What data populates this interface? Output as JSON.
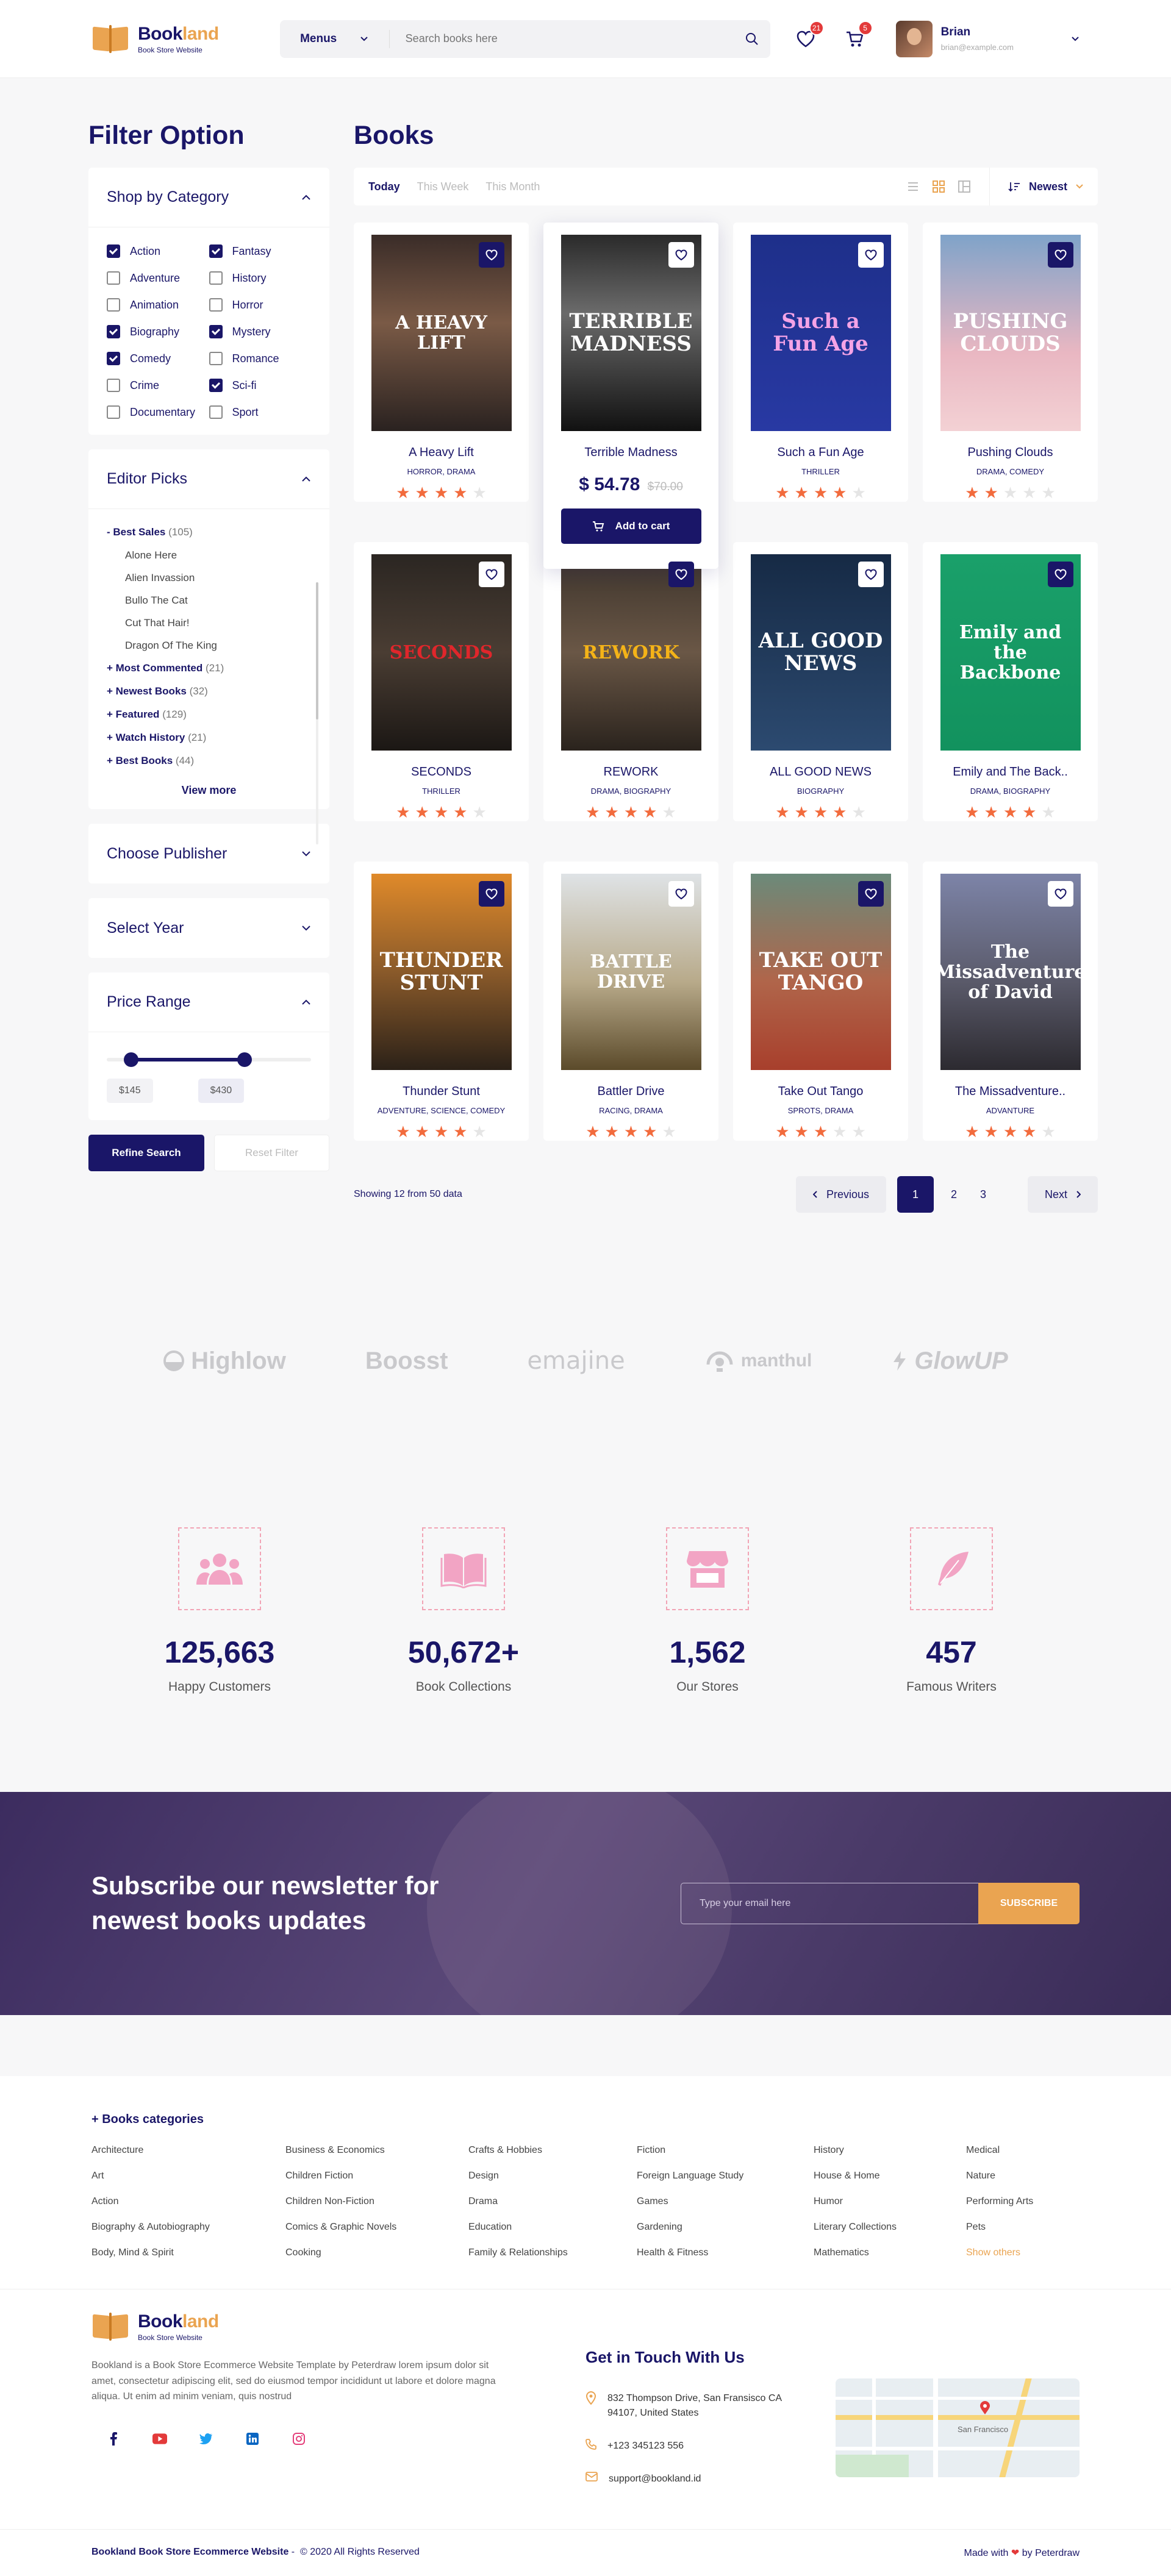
{
  "brand": {
    "name_main": "Book",
    "name_accent": "land",
    "tagline": "Book Store Website"
  },
  "header": {
    "menus_label": "Menus",
    "search_placeholder": "Search books here",
    "wishlist_count": "21",
    "cart_count": "5",
    "user_name": "Brian",
    "user_email": "brian@example.com"
  },
  "filter": {
    "title": "Filter Option",
    "category_title": "Shop by Category",
    "categories": [
      {
        "label": "Action",
        "checked": true
      },
      {
        "label": "Fantasy",
        "checked": true
      },
      {
        "label": "Adventure",
        "checked": false
      },
      {
        "label": "History",
        "checked": false
      },
      {
        "label": "Animation",
        "checked": false
      },
      {
        "label": "Horror",
        "checked": false
      },
      {
        "label": "Biography",
        "checked": true
      },
      {
        "label": "Mystery",
        "checked": true
      },
      {
        "label": "Comedy",
        "checked": true
      },
      {
        "label": "Romance",
        "checked": false
      },
      {
        "label": "Crime",
        "checked": false
      },
      {
        "label": "Sci-fi",
        "checked": true
      },
      {
        "label": "Documentary",
        "checked": false
      },
      {
        "label": "Sport",
        "checked": false
      }
    ],
    "editor_title": "Editor Picks",
    "best_sales": {
      "label": "- Best Sales",
      "count": "(105)"
    },
    "best_sales_items": [
      "Alone Here",
      "Alien Invassion",
      "Bullo The Cat",
      "Cut That Hair!",
      "Dragon Of The King"
    ],
    "groups": [
      {
        "label": "+ Most Commented",
        "count": "(21)"
      },
      {
        "label": "+ Newest Books",
        "count": "(32)"
      },
      {
        "label": "+ Featured",
        "count": "(129)"
      },
      {
        "label": "+ Watch History",
        "count": "(21)"
      },
      {
        "label": "+ Best Books",
        "count": "(44)"
      }
    ],
    "view_more": "View more",
    "publisher_title": "Choose Publisher",
    "year_title": "Select Year",
    "price_title": "Price Range",
    "price_min": "$145",
    "price_max": "$430",
    "price_range_selected": {
      "min_fraction": 0.1,
      "max_fraction": 0.6
    },
    "refine_label": "Refine Search",
    "reset_label": "Reset Filter"
  },
  "books_section": {
    "title": "Books",
    "tabs": [
      "Today",
      "This Week",
      "This Month"
    ],
    "sort_label": "Newest",
    "showing": "Showing 12 from 50 data",
    "prev_label": "Previous",
    "next_label": "Next",
    "pages": [
      "1",
      "2",
      "3"
    ]
  },
  "books": [
    {
      "title": "A Heavy Lift",
      "genre": "HORROR, DRAMA",
      "rating": 4,
      "cover_text": "A HEAVY LIFT",
      "cover_bg": "linear-gradient(180deg,#3a2c28 0%,#7a5a46 45%,#2a2220 100%)",
      "cover_color": "#ffffff",
      "fav_dark": true
    },
    {
      "title": "Terrible Madness",
      "genre": "",
      "rating": 4,
      "cover_text": "TERRIBLE MADNESS",
      "cover_bg": "linear-gradient(180deg,#2a2a2a 0%,#6b6b6b 40%,#111 100%)",
      "cover_color": "#ffffff",
      "fav_dark": false,
      "price": "$ 54.78",
      "old_price": "$70.00",
      "cart_label": "Add to cart"
    },
    {
      "title": "Such a Fun Age",
      "genre": "THRILLER",
      "rating": 4,
      "cover_text": "Such a Fun Age",
      "cover_bg": "linear-gradient(180deg,#1e2f8a 0%,#2839a3 100%)",
      "cover_color": "#f4a3e6",
      "fav_dark": false
    },
    {
      "title": "Pushing Clouds",
      "genre": "DRAMA, COMEDY",
      "rating": 2,
      "cover_text": "PUSHING CLOUDS",
      "cover_bg": "linear-gradient(180deg,#7fa3c9 0%,#e9b7c2 60%,#f3d1d4 100%)",
      "cover_color": "#ffffff",
      "fav_dark": true
    },
    {
      "title": "SECONDS",
      "genre": "THRILLER",
      "rating": 4,
      "cover_text": "SECONDS",
      "cover_bg": "linear-gradient(180deg,#2b2622 0%,#4a3d33 50%,#1b1714 100%)",
      "cover_color": "#e0262b",
      "fav_dark": false
    },
    {
      "title": "REWORK",
      "genre": "DRAMA, BIOGRAPHY",
      "rating": 4,
      "cover_text": "REWORK",
      "cover_bg": "linear-gradient(180deg,#3d342c 0%,#6a5746 50%,#2a231d 100%)",
      "cover_color": "#f4b318",
      "fav_dark": true
    },
    {
      "title": "ALL GOOD NEWS",
      "genre": "BIOGRAPHY",
      "rating": 4,
      "cover_text": "ALL GOOD NEWS",
      "cover_bg": "linear-gradient(180deg,#162a45 0%,#2c4a70 100%)",
      "cover_color": "#ffffff",
      "fav_dark": false
    },
    {
      "title": "Emily and The Back..",
      "genre": "DRAMA, BIOGRAPHY",
      "rating": 4,
      "cover_text": "Emily and the Backbone",
      "cover_bg": "linear-gradient(180deg,#1aa06a 0%,#12925e 100%)",
      "cover_color": "#ffffff",
      "fav_dark": true
    },
    {
      "title": "Thunder Stunt",
      "genre": "ADVENTURE, SCIENCE, COMEDY",
      "rating": 4,
      "cover_text": "THUNDER STUNT",
      "cover_bg": "linear-gradient(180deg,#e08a2a 0%,#8a5a2a 50%,#2b2118 100%)",
      "cover_color": "#ffffff",
      "fav_dark": true
    },
    {
      "title": "Battler Drive",
      "genre": "RACING, DRAMA",
      "rating": 4,
      "cover_text": "BATTLE DRIVE",
      "cover_bg": "linear-gradient(180deg,#dfe3e6 0%,#b8aa8a 55%,#5b4a2a 100%)",
      "cover_color": "#ffffff",
      "fav_dark": false
    },
    {
      "title": "Take Out Tango",
      "genre": "SPROTS, DRAMA",
      "rating": 3,
      "cover_text": "TAKE OUT TANGO",
      "cover_bg": "linear-gradient(180deg,#6b8a7a 0%,#b0654a 55%,#a83f2c 100%)",
      "cover_color": "#ffffff",
      "fav_dark": true
    },
    {
      "title": "The Missadventure..",
      "genre": "ADVANTURE",
      "rating": 4,
      "cover_text": "The Missadventure of David",
      "cover_bg": "linear-gradient(180deg,#7d84a8 0%,#5a5a6a 55%,#2c2a30 100%)",
      "cover_color": "#ffffff",
      "fav_dark": false
    }
  ],
  "brands": [
    "Highlow",
    "Boosst",
    "emajine",
    "manthul",
    "GlowUP"
  ],
  "stats": [
    {
      "value": "125,663",
      "label": "Happy Customers",
      "icon": "users-icon"
    },
    {
      "value": "50,672+",
      "label": "Book Collections",
      "icon": "book-icon"
    },
    {
      "value": "1,562",
      "label": "Our Stores",
      "icon": "store-icon"
    },
    {
      "value": "457",
      "label": "Famous Writers",
      "icon": "feather-icon"
    }
  ],
  "newsletter": {
    "title": "Subscribe our newsletter for newest books updates",
    "placeholder": "Type your email here",
    "button": "SUBSCRIBE"
  },
  "footer": {
    "categories_title": "+ Books categories",
    "categories": [
      "Architecture",
      "Business & Economics",
      "Crafts & Hobbies",
      "Fiction",
      "History",
      "Medical",
      "Art",
      "Children Fiction",
      "Design",
      "Foreign Language Study",
      "House & Home",
      "Nature",
      "Action",
      "Children Non-Fiction",
      "Drama",
      "Games",
      "Humor",
      "Performing Arts",
      "Biography & Autobiography",
      "Comics & Graphic Novels",
      "Education",
      "Gardening",
      "Literary Collections",
      "Pets",
      "Body, Mind & Spirit",
      "Cooking",
      "Family & Relationships",
      "Health & Fitness",
      "Mathematics",
      "Show others"
    ],
    "description": "Bookland is a Book Store Ecommerce Website Template by Peterdraw lorem ipsum dolor sit amet, consectetur adipiscing elit, sed do eiusmod tempor incididunt ut labore et dolore magna aliqua. Ut enim ad minim veniam, quis nostrud",
    "contact_title": "Get in Touch With Us",
    "address": "832  Thompson Drive, San Fransisco CA 94107, United States",
    "phone": "+123 345123 556",
    "email": "support@bookland.id",
    "map_label": "San Francisco",
    "copyright_brand": "Bookland Book Store Ecommerce Website",
    "copyright_text": "© 2020 All Rights Reserved",
    "made_with": "Made with",
    "made_by": "by Peterdraw"
  }
}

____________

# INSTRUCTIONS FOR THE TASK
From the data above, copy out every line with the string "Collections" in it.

# RESULT OF THIS TASK
      "label": "Book Collections",
      "Literary Collections",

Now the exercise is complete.